### Aim of the task
Work out how many lines in the records include the word "Minute", then answer with nothing but that number.

### Data extract
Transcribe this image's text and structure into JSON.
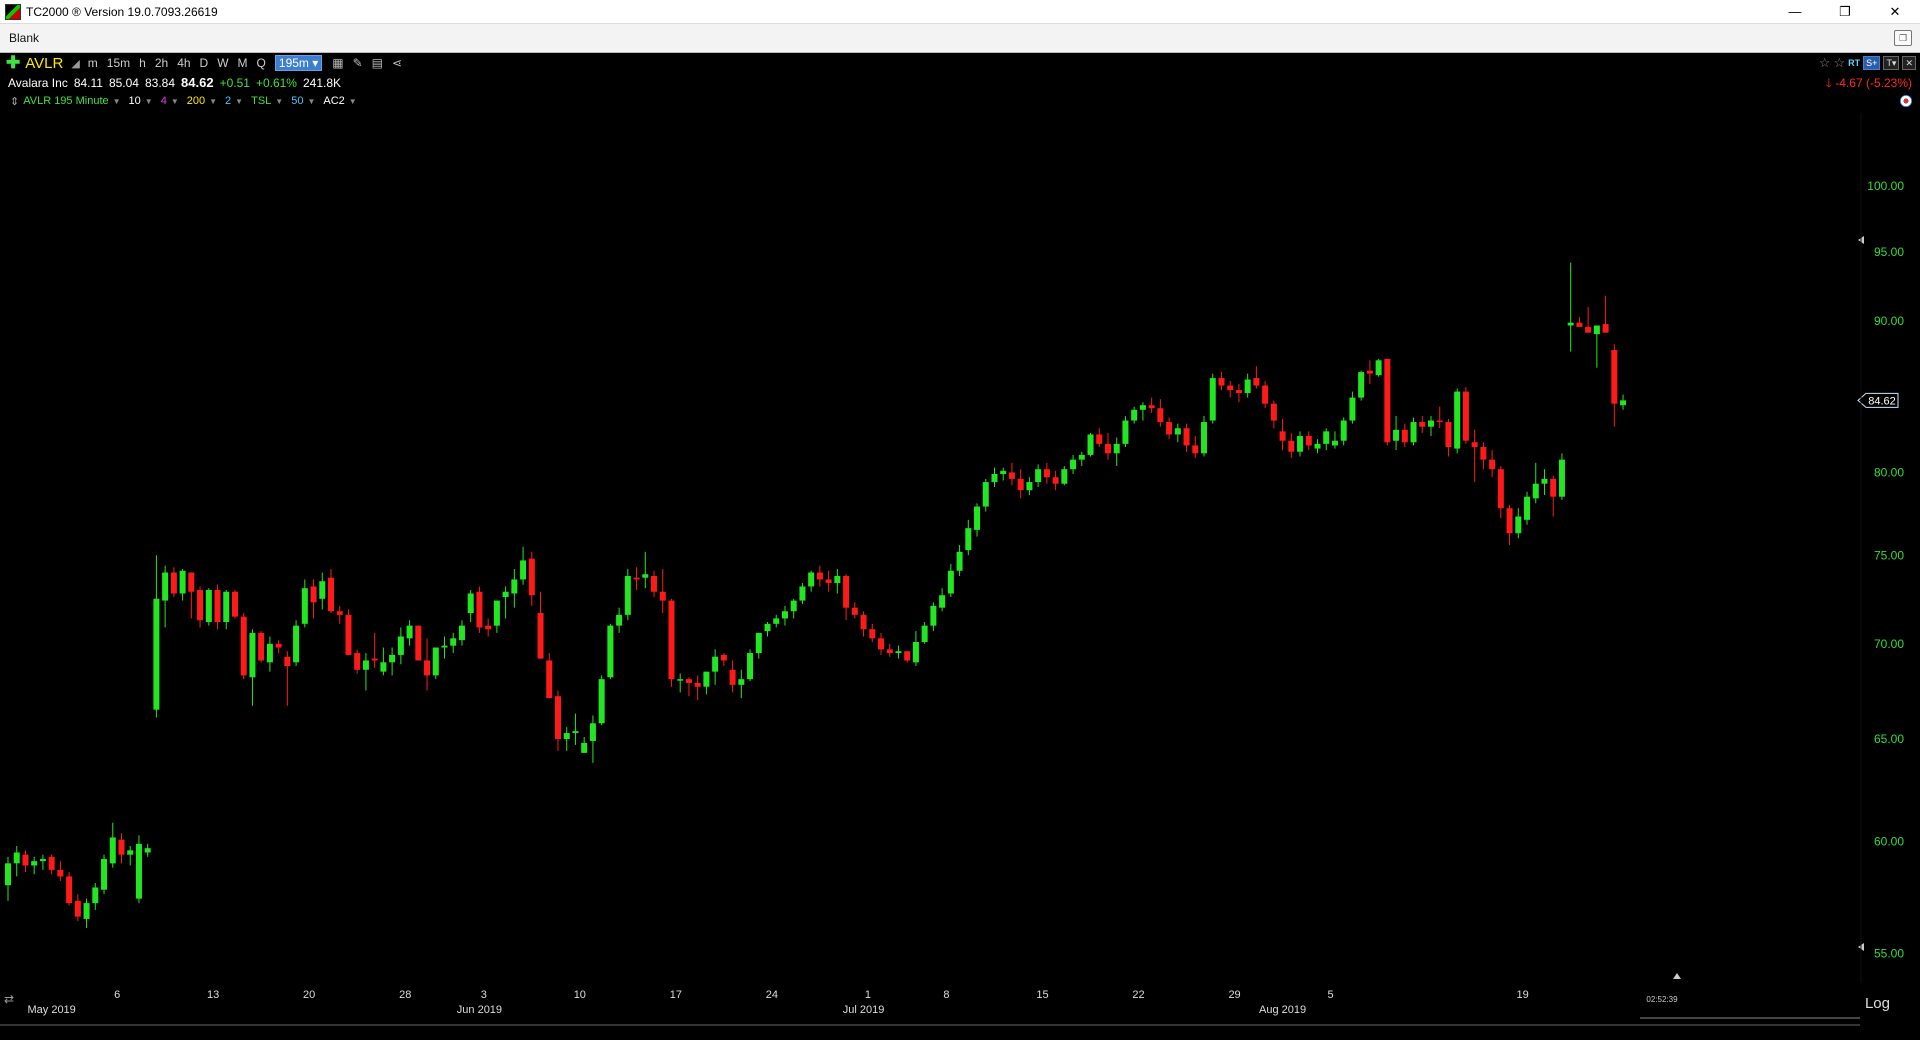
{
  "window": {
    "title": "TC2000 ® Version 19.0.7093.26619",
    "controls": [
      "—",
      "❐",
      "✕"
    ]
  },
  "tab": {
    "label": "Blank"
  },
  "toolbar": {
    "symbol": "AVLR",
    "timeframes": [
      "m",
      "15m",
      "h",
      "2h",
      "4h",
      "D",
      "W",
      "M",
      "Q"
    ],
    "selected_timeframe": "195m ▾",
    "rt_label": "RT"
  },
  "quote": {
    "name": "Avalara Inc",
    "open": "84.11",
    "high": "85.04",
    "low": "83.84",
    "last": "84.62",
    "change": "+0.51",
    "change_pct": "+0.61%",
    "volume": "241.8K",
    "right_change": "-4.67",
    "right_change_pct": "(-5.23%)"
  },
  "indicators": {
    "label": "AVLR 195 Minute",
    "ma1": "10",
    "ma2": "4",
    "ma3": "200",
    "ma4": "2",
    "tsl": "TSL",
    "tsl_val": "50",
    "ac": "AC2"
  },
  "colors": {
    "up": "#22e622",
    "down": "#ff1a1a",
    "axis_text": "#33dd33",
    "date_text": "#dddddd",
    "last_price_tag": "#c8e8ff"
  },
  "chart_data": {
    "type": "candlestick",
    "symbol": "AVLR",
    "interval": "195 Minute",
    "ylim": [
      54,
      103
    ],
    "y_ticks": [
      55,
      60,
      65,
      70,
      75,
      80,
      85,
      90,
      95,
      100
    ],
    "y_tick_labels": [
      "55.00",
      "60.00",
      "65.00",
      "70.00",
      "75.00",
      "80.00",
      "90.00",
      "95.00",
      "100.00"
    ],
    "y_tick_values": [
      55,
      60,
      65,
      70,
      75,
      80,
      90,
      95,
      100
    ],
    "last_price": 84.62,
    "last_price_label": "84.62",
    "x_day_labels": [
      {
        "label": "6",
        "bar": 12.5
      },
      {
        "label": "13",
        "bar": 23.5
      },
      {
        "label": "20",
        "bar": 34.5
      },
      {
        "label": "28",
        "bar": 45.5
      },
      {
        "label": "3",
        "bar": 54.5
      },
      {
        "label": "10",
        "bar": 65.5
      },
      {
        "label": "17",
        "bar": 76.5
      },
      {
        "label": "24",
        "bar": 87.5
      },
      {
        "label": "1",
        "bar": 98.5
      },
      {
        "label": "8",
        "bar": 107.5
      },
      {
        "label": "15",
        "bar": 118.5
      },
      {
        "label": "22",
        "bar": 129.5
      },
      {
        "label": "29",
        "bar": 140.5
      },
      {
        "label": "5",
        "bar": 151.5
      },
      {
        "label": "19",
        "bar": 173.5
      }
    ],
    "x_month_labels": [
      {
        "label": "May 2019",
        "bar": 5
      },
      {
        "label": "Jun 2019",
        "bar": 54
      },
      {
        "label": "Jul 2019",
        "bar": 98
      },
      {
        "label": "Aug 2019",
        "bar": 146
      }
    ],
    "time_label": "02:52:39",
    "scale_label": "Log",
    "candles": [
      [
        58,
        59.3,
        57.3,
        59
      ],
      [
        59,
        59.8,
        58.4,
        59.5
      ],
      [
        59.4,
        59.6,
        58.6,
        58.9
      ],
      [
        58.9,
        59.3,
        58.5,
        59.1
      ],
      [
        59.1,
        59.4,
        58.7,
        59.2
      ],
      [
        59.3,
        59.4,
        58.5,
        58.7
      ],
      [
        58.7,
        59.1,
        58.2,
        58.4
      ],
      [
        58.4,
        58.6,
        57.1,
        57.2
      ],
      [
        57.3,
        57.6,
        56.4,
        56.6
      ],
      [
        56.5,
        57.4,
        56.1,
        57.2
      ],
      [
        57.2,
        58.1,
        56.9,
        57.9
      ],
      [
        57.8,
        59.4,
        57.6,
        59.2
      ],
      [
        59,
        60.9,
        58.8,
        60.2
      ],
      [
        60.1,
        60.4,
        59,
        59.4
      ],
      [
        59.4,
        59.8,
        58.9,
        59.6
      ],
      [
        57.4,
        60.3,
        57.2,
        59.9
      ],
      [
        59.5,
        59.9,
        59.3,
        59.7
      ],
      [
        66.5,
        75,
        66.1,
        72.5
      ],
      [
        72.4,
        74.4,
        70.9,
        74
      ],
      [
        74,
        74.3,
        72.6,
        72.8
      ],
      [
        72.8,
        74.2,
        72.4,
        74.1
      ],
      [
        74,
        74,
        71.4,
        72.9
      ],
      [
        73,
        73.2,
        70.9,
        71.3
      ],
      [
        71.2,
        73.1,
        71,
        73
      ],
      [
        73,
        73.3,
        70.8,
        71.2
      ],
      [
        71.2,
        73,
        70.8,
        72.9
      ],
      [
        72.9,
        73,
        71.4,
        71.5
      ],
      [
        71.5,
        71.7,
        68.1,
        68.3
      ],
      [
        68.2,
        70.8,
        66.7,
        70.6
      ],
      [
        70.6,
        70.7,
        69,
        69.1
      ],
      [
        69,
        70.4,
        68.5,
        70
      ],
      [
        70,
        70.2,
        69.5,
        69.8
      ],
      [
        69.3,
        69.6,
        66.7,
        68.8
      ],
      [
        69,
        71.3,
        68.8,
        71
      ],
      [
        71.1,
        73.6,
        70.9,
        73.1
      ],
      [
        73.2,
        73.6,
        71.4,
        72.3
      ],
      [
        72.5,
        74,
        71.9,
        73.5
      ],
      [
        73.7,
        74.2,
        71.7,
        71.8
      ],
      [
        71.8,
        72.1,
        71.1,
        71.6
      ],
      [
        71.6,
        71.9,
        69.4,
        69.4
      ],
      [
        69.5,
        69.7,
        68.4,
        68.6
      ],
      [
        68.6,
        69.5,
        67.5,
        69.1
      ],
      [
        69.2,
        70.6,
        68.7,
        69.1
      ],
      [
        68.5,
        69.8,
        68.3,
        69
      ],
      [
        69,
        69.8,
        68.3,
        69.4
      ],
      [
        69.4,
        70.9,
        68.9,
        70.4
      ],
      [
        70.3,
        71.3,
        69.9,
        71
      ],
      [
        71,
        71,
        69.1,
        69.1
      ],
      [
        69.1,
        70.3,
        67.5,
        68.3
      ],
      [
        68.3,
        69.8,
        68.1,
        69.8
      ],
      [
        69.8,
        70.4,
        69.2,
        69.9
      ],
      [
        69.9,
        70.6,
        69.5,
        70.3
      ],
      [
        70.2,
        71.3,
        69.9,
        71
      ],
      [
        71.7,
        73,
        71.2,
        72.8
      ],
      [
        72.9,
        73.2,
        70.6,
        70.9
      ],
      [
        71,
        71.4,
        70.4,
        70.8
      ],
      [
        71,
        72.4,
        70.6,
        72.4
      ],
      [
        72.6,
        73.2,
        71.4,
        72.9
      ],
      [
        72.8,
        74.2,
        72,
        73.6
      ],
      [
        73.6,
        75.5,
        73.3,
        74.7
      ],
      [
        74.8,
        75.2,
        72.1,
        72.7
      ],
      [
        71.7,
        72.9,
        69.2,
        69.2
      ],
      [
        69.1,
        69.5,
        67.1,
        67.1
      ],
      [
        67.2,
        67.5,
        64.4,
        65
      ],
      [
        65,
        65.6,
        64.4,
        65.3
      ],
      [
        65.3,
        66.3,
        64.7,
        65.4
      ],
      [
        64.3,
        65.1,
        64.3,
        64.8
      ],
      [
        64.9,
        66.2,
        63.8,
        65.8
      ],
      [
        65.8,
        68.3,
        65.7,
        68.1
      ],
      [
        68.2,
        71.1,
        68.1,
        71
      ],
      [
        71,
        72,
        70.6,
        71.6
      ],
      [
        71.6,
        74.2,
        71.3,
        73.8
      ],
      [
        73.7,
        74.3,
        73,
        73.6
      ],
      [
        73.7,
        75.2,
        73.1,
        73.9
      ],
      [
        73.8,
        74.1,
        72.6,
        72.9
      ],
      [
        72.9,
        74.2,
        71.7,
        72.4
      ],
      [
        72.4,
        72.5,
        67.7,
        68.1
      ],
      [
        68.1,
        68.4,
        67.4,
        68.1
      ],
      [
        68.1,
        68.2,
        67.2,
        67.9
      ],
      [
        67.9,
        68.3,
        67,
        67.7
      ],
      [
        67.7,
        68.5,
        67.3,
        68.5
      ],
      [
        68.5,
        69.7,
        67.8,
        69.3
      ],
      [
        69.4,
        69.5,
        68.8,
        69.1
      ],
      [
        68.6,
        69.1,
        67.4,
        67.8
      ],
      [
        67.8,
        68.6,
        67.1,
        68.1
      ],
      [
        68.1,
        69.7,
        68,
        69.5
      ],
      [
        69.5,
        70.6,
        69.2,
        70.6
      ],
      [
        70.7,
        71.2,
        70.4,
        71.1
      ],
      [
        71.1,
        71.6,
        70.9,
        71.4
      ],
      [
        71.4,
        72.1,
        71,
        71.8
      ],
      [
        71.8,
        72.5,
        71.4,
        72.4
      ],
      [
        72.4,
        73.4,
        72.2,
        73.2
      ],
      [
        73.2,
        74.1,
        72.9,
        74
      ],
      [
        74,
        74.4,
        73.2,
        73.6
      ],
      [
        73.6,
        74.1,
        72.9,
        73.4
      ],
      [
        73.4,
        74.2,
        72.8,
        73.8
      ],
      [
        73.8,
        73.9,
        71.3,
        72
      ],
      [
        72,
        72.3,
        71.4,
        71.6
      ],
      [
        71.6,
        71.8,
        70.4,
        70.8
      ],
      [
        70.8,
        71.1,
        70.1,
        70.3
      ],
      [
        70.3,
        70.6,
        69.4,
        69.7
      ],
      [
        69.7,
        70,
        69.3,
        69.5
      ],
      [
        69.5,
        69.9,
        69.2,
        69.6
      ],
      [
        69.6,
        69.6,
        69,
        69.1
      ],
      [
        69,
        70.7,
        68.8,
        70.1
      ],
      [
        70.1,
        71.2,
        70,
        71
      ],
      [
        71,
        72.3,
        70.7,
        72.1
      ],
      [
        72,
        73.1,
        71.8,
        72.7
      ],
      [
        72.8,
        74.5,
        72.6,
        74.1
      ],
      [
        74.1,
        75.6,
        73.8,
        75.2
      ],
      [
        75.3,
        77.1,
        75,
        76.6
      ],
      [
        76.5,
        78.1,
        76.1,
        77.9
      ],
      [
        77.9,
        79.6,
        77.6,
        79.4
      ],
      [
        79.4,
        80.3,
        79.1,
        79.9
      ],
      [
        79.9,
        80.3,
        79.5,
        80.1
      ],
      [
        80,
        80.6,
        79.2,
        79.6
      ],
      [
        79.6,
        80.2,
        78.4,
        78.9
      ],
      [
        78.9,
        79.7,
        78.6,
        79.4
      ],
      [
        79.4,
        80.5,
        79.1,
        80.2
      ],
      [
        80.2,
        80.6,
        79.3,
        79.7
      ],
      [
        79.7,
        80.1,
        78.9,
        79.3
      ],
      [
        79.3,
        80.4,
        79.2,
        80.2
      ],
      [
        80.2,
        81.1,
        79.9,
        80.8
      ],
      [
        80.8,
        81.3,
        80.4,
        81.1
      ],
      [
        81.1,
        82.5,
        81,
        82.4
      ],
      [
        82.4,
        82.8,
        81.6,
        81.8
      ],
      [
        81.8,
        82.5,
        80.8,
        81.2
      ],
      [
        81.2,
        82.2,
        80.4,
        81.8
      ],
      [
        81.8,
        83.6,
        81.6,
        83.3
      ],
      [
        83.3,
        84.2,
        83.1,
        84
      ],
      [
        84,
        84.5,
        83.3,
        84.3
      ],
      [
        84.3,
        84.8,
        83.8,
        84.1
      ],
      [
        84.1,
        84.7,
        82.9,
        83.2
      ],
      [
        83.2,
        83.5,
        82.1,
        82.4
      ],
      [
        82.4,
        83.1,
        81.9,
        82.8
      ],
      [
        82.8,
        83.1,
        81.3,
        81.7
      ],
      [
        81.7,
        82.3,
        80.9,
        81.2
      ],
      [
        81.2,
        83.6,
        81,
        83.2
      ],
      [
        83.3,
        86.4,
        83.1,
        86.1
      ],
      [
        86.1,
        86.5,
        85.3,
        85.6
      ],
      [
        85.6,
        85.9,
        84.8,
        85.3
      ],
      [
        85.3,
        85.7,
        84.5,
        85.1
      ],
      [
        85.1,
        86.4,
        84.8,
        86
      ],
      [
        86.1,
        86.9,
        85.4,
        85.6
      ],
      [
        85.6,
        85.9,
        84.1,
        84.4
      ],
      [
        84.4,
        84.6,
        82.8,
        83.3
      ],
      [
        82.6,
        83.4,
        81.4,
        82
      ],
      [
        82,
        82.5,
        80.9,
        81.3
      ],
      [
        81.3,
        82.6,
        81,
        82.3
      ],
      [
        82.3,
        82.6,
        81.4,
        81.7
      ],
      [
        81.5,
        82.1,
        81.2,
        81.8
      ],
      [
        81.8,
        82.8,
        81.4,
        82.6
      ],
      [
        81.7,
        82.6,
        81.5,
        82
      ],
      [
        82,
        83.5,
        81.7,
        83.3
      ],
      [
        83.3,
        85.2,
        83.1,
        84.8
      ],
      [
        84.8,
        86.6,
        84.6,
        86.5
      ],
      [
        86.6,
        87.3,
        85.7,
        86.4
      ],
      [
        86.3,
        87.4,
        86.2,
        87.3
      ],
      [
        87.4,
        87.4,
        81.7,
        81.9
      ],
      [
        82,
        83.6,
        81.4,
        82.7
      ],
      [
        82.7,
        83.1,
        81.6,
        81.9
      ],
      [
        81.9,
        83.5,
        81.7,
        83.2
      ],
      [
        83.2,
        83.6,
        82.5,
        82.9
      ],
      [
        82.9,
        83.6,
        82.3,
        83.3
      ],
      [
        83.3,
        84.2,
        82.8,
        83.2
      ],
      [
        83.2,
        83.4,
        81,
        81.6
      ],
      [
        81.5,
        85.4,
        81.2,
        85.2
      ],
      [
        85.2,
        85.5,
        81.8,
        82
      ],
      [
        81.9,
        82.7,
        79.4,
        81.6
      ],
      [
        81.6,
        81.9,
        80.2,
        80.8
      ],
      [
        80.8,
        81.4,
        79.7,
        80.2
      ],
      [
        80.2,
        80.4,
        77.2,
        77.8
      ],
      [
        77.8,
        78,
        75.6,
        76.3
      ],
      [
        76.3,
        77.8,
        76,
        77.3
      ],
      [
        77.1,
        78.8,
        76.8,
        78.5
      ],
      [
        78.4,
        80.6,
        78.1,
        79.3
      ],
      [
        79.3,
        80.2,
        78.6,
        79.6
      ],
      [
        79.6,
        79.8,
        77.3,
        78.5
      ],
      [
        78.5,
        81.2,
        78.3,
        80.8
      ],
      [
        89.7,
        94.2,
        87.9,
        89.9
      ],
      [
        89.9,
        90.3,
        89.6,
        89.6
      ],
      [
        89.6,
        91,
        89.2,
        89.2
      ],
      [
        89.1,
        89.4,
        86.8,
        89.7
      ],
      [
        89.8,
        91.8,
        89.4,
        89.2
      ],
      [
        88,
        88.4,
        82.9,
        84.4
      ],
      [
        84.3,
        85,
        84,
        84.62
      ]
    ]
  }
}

### Result of this task
2